Business and Restaurants
Businesses and shops can't be open as long as they please. There are strict regulations set up on the hours they can be opened. If you are looking to be the earlybird to get there before everyone else does, You will only find the local bakeries open. Most shops do not open until 9 or 10am. All businesses are also required to close for an hour or two during lunch in order for families to go home and have lunch with one another. They reopen at about 1 or 2 and remain open until about 6. Restaurants and different eating establishments are allowed to be open for a longer time. And, pubs and disco's usually close at 3am. There are even places where when some bars close others reopen, YES AT 3am. Saturdays are usually half days, kind of like those shop hours you may find in America on a Sunday. Sundays in Germany is where almost nothing is open.
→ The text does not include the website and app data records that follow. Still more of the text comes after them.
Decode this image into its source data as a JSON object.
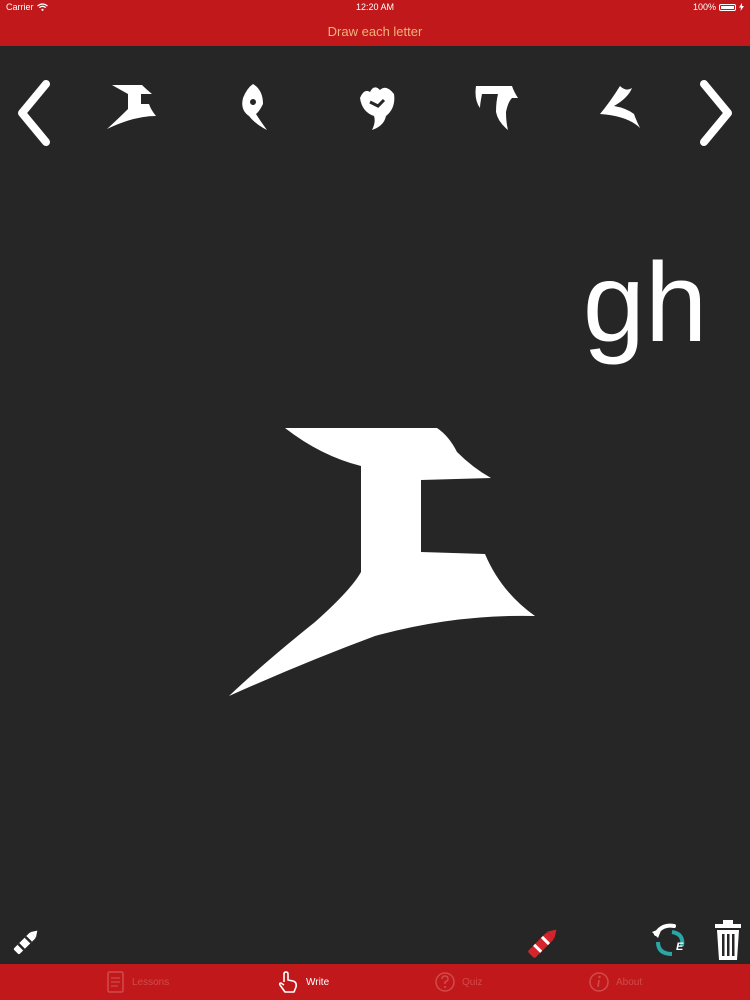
{
  "status_bar": {
    "carrier": "Carrier",
    "time": "12:20 AM",
    "battery": "100%"
  },
  "nav": {
    "title": "Draw each letter"
  },
  "letter_strip": {
    "prev_icon": "chevron-left-icon",
    "next_icon": "chevron-right-icon",
    "glyphs": [
      "klingon-gh-glyph",
      "klingon-i-glyph",
      "klingon-j-glyph",
      "klingon-l-glyph",
      "klingon-m-glyph"
    ]
  },
  "current_letter": {
    "latin": "gh",
    "glyph": "klingon-gh-glyph"
  },
  "tools": {
    "left": "white-crayon-icon",
    "middle": "red-crayon-icon",
    "refresh": "refresh-icon",
    "refresh_label": "E",
    "trash": "trash-icon"
  },
  "tabs": [
    {
      "label": "Lessons",
      "icon": "book-icon",
      "active": false
    },
    {
      "label": "Write",
      "icon": "hand-pointer-icon",
      "active": true
    },
    {
      "label": "Quiz",
      "icon": "question-icon",
      "active": false
    },
    {
      "label": "About",
      "icon": "info-icon",
      "active": false
    }
  ],
  "colors": {
    "accent": "#c1191b",
    "background": "#262626",
    "title_text": "#f2b27a",
    "inactive_tab": "#d24a4a"
  }
}
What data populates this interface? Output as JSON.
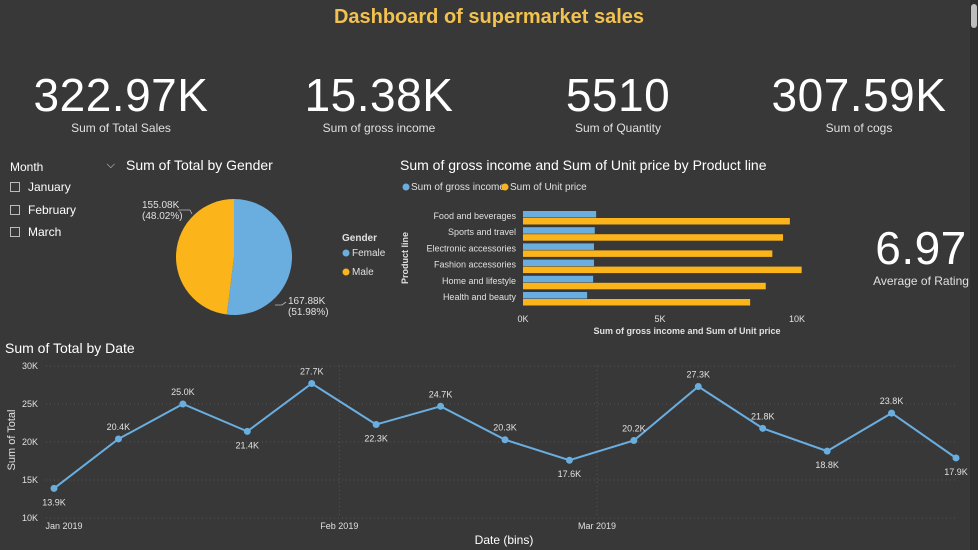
{
  "dashboard_title": "Dashboard of supermarket sales",
  "kpis": {
    "total_sales": {
      "value": "322.97K",
      "label": "Sum of Total Sales"
    },
    "gross_income": {
      "value": "15.38K",
      "label": "Sum of gross income"
    },
    "quantity": {
      "value": "5510",
      "label": "Sum of Quantity"
    },
    "cogs": {
      "value": "307.59K",
      "label": "Sum of cogs"
    },
    "rating": {
      "value": "6.97",
      "label": "Average of Rating"
    }
  },
  "slicer": {
    "title": "Month",
    "items": [
      "January",
      "February",
      "March"
    ]
  },
  "colors": {
    "background": "#383838",
    "title": "#f2c14e",
    "blue": "#6aaee0",
    "yellow": "#fbb41a"
  },
  "chart_data": [
    {
      "type": "pie",
      "title": "Sum of Total by Gender",
      "legend_title": "Gender",
      "slices": [
        {
          "name": "Female",
          "value": 167.88,
          "label": "167.88K",
          "pct": "(51.98%)"
        },
        {
          "name": "Male",
          "value": 155.08,
          "label": "155.08K",
          "pct": "(48.02%)"
        }
      ]
    },
    {
      "type": "bar",
      "orientation": "horizontal",
      "title": "Sum of gross income and Sum of Unit price by Product line",
      "categories": [
        "Food and beverages",
        "Sports and travel",
        "Electronic accessories",
        "Fashion accessories",
        "Home and lifestyle",
        "Health and beauty"
      ],
      "series": [
        {
          "name": "Sum of gross income",
          "values": [
            2670,
            2620,
            2590,
            2590,
            2560,
            2340
          ]
        },
        {
          "name": "Sum of Unit price",
          "values": [
            9740,
            9490,
            9100,
            10170,
            8860,
            8290
          ]
        }
      ],
      "xlabel": "Sum of gross income and Sum of Unit price",
      "ylabel": "Product line",
      "xlim": [
        0,
        10000
      ],
      "xticks": [
        "0K",
        "5K",
        "10K"
      ],
      "legend_position": "top-left"
    },
    {
      "type": "line",
      "title": "Sum of Total by Date",
      "xlabel": "Date (bins)",
      "ylabel": "Sum of Total",
      "x": [
        "2019-01-01",
        "2019-01-08",
        "2019-01-15",
        "2019-01-22",
        "2019-01-29",
        "2019-02-05",
        "2019-02-12",
        "2019-02-19",
        "2019-02-26",
        "2019-03-05",
        "2019-03-12",
        "2019-03-19",
        "2019-03-26",
        "2019-03-30"
      ],
      "values": [
        13.9,
        20.4,
        25.0,
        21.4,
        27.7,
        22.3,
        24.7,
        20.3,
        17.6,
        20.2,
        27.3,
        21.8,
        18.8,
        23.8,
        17.9
      ],
      "points": [
        {
          "date": "2019-01-01",
          "value": 13.9,
          "label": "13.9K"
        },
        {
          "date": "2019-01-08",
          "value": 20.4,
          "label": "20.4K"
        },
        {
          "date": "2019-01-15",
          "value": 25.0,
          "label": "25.0K"
        },
        {
          "date": "2019-01-22",
          "value": 21.4,
          "label": "21.4K"
        },
        {
          "date": "2019-01-29",
          "value": 27.7,
          "label": "27.7K"
        },
        {
          "date": "2019-02-05",
          "value": 22.3,
          "label": "22.3K"
        },
        {
          "date": "2019-02-12",
          "value": 24.7,
          "label": "24.7K"
        },
        {
          "date": "2019-02-19",
          "value": 20.3,
          "label": "20.3K"
        },
        {
          "date": "2019-02-26",
          "value": 17.6,
          "label": "17.6K"
        },
        {
          "date": "2019-03-05",
          "value": 20.2,
          "label": "20.2K"
        },
        {
          "date": "2019-03-12",
          "value": 27.3,
          "label": "27.3K"
        },
        {
          "date": "2019-03-19",
          "value": 21.8,
          "label": "21.8K"
        },
        {
          "date": "2019-03-26",
          "value": 18.8,
          "label": "18.8K"
        },
        {
          "date": "2019-04-02",
          "value": 23.8,
          "label": "23.8K"
        },
        {
          "date": "2019-04-09",
          "value": 17.9,
          "label": "17.9K"
        }
      ],
      "ylim": [
        10,
        30
      ],
      "yticks": [
        "10K",
        "15K",
        "20K",
        "25K",
        "30K"
      ],
      "xticks": [
        "Jan 2019",
        "Feb 2019",
        "Mar 2019"
      ],
      "grid": true
    }
  ]
}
At a Restaurant
If you are offended by sitting with others that you may not know while dining out than eating out in Germany may not be the way to go. Sharing tables with others is most common while in Germany ( and most places in the EU ). The lack of space makes it acceptable to eat with complete strangers. Although don't expect them to start up a conversation with you. It is not as if you would invite someone to sit down and start up a conversation introducing one another. It's typical just to ask if you can sit there, and then when their food arrives to say "Guten Appitite" and that is all.
A few more observations are below:.
- Outdoor eating in Germany is very popular, and it's not unusual or unacceptable to find someone's dog that they've brought along, lying underneath their table.
- German waiters and waitresses aren't bothered with everyone at the table to have separate checks. It's common practice (when out with friends) to pay for yourself.
- It's rare to get a check at a German Restaurant. Instead, after they have taken your plate, the waiter or waitress will ask you what you ate, and then you pay right there. They carry a money pouch with them to accept your money and to make change.
- Tips are already included with the price of food in Germany. Although it's customary to round up to the nearest Euro when you pay your bill.